“You have Froome at 5.78 watts per kilo, gaining two minutes on a guy [Yates] who is at 5.84. One and a half minutes at a guy who is at 5.9 [Gesink] and four and a half minutes on a guy who is 5.5 [Ten Dam].
“So whether the gaps are to people who have got a higher power output or lower, you cannot make those numbers fit. How can a car travelling 60 miles per hour go faster than a car travelling 70? It is ridiculous,” he said.
Read the full article here on CyclingTips
Etixx-Quick-Step boss Patrick Lefevere has confirmed that world champion Michal Kwiatkowski will leave the team at the end of the year, with Team Sky rumoured to have signed him in 2016.
One of the stated reasons for the Kwiatkowski’s departure is his desire to go after the general classification at the Tour, which Lefevere wasn’t supportive of.
Read the full story at CyclingWeekly
According to Spanish website El Correo, Astana’s Mikel Landa has sealed a two-year contract with Team Sky for next season.
The 25-year-old climber won two stages at this year’s Giro d’Italia and makes a logical replacement for super-domestique Richie Porte who is reported to be heading to BMC and has been instrumental in supporting Chris Froome.
Landa is just one high-profile riders Team Sky have been linked with this year, with world champion Michal Kwiatkowski also rumoured to join the team.
Read more at CyclingWeekly
Here’s an interesting infographic from Leif Backman that we stumbled on via twitter. The chart is a plot of the GC position of each rider after every stage which shows the amount of reshuffling depending on the nature of the stage. As you can see, the first week and the Pyrenees did it’s job to shake things up, and not as much in the Alps so far. But stay tuned, there are a few big stages yet to come!
Infographic by Leif Backman (@LeifBackman on twitter)
If you’re feeling saturated with the Tour de France and want to follow a story that’s much more pure, I’m happy to introduce you to the Transcontinental Race. For the next two-and-a-half weeks we’ll be following Alain Rumpf’s self-supported journey from Belgium to Turkey in this event that’s sure to capture the imagination of everyone and anyone who rides a bike. In this first instalment, Alain introduced the race, his personal goals, and the reason he’s putting himself through this extraordinary feat.
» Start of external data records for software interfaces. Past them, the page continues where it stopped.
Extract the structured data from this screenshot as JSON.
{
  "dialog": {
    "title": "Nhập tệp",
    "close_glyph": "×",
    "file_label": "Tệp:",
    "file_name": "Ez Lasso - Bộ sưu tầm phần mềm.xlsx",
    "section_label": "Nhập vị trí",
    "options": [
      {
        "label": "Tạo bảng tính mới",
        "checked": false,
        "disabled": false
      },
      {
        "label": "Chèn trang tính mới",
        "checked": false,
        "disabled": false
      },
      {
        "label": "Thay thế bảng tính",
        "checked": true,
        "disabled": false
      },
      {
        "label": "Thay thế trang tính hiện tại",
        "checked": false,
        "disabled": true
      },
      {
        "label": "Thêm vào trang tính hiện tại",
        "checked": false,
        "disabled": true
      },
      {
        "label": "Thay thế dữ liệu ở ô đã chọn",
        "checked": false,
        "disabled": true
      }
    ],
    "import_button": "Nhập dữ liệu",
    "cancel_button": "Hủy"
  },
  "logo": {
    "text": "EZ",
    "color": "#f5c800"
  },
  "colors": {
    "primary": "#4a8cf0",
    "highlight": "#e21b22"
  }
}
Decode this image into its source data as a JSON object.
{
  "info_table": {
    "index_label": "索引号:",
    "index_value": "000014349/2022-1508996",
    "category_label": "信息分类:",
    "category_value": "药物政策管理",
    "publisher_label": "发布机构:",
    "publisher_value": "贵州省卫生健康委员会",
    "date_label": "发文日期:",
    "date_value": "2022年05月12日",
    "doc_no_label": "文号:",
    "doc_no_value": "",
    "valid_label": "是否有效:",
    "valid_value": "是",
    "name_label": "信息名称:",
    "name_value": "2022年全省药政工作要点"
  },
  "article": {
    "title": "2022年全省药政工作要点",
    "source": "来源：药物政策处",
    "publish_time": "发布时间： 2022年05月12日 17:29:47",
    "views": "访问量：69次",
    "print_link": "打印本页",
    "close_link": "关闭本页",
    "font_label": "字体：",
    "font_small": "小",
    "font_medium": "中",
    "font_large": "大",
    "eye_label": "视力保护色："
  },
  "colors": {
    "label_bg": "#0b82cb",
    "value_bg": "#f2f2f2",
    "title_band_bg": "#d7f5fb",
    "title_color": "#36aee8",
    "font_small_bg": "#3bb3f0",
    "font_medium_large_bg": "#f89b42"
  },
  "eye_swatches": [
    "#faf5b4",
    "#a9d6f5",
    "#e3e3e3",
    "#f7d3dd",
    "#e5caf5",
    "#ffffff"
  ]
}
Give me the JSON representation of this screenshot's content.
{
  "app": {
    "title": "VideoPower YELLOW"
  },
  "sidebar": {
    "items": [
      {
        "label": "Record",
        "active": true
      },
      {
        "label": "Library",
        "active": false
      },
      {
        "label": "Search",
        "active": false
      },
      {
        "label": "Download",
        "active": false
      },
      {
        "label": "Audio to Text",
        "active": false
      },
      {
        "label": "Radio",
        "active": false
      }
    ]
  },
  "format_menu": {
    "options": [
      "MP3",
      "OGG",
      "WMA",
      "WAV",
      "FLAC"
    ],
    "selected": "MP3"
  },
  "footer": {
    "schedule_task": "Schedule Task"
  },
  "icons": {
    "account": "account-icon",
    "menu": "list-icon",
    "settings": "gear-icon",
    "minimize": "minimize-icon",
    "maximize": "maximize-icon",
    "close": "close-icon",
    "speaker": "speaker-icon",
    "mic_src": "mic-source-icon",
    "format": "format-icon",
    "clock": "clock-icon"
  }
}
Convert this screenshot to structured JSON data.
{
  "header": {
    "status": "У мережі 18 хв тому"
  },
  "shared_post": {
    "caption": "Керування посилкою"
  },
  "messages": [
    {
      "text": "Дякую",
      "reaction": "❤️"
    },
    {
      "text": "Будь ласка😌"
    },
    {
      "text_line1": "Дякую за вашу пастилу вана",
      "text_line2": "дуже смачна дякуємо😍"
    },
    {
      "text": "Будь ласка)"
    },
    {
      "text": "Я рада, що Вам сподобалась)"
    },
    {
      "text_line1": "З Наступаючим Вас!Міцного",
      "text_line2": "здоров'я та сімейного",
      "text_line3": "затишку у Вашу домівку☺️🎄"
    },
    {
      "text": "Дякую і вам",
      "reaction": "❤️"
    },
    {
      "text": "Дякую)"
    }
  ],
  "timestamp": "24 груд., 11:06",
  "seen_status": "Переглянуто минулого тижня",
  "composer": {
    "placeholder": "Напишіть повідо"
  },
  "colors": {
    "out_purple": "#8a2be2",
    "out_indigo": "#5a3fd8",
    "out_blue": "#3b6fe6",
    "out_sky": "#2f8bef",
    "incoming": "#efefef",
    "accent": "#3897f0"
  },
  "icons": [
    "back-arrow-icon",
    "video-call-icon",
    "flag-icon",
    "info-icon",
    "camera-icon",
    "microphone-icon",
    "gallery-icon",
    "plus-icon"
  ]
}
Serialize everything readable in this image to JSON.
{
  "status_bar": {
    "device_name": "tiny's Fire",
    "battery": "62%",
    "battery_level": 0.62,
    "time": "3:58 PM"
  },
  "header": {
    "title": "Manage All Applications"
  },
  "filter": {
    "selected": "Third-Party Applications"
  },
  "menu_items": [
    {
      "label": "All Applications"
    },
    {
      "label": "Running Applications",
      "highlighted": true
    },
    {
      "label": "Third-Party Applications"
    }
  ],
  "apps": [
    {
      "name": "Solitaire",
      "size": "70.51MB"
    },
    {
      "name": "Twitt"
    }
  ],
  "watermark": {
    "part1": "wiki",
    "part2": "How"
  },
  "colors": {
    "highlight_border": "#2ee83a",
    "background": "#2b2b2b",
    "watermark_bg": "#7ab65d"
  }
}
Read the full feature here on CyclingTips. We’re looking forward to following this story!
And finally this morning, here are a few things you might have missed at CyclingTips: